Extracted records
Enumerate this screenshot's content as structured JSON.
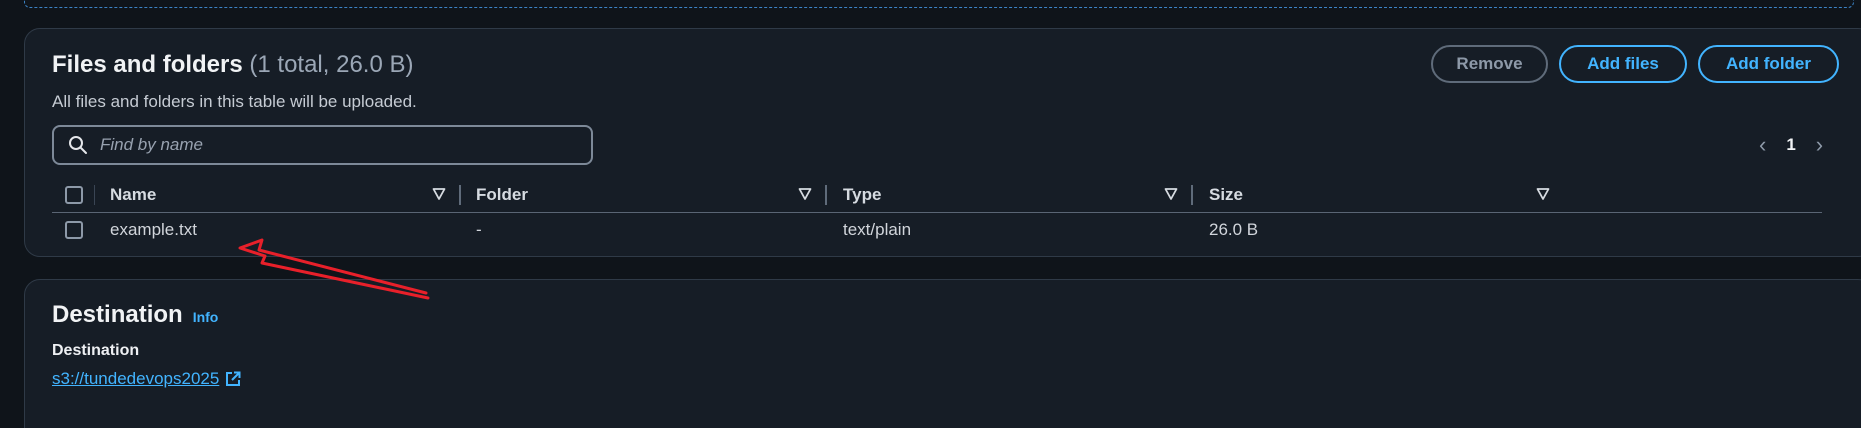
{
  "files_panel": {
    "title": "Files and folders",
    "counter": "(1 total, 26.0 B)",
    "description": "All files and folders in this table will be uploaded.",
    "buttons": {
      "remove": "Remove",
      "add_files": "Add files",
      "add_folder": "Add folder"
    },
    "search": {
      "placeholder": "Find by name",
      "value": ""
    },
    "pagination": {
      "current_page": "1",
      "prev_icon": "chevron-left-icon",
      "next_icon": "chevron-right-icon"
    },
    "table": {
      "columns": [
        "Name",
        "Folder",
        "Type",
        "Size"
      ],
      "rows": [
        {
          "name": "example.txt",
          "folder": "-",
          "type": "text/plain",
          "size": "26.0 B"
        }
      ]
    }
  },
  "destination_panel": {
    "title": "Destination",
    "info": "Info",
    "label": "Destination",
    "link": "s3://tundedevops2025",
    "link_icon": "external-link-icon"
  },
  "colors": {
    "background": "#0f141a",
    "panel": "#161d26",
    "accent": "#42b4ff",
    "annotation_arrow": "#e8202a"
  }
}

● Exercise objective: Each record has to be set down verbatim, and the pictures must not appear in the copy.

● Final answer:
Enumerate this screenshot's content as structured JSON.
{
  "files_panel": {
    "title": "Files and folders",
    "counter": "(1 total, 26.0 B)",
    "description": "All files and folders in this table will be uploaded.",
    "buttons": {
      "remove": "Remove",
      "add_files": "Add files",
      "add_folder": "Add folder"
    },
    "search": {
      "placeholder": "Find by name",
      "value": ""
    },
    "pagination": {
      "current_page": "1",
      "prev_icon": "chevron-left-icon",
      "next_icon": "chevron-right-icon"
    },
    "table": {
      "columns": [
        "Name",
        "Folder",
        "Type",
        "Size"
      ],
      "rows": [
        {
          "name": "example.txt",
          "folder": "-",
          "type": "text/plain",
          "size": "26.0 B"
        }
      ]
    }
  },
  "destination_panel": {
    "title": "Destination",
    "info": "Info",
    "label": "Destination",
    "link": "s3://tundedevops2025",
    "link_icon": "external-link-icon"
  },
  "colors": {
    "background": "#0f141a",
    "panel": "#161d26",
    "accent": "#42b4ff",
    "annotation_arrow": "#e8202a"
  }
}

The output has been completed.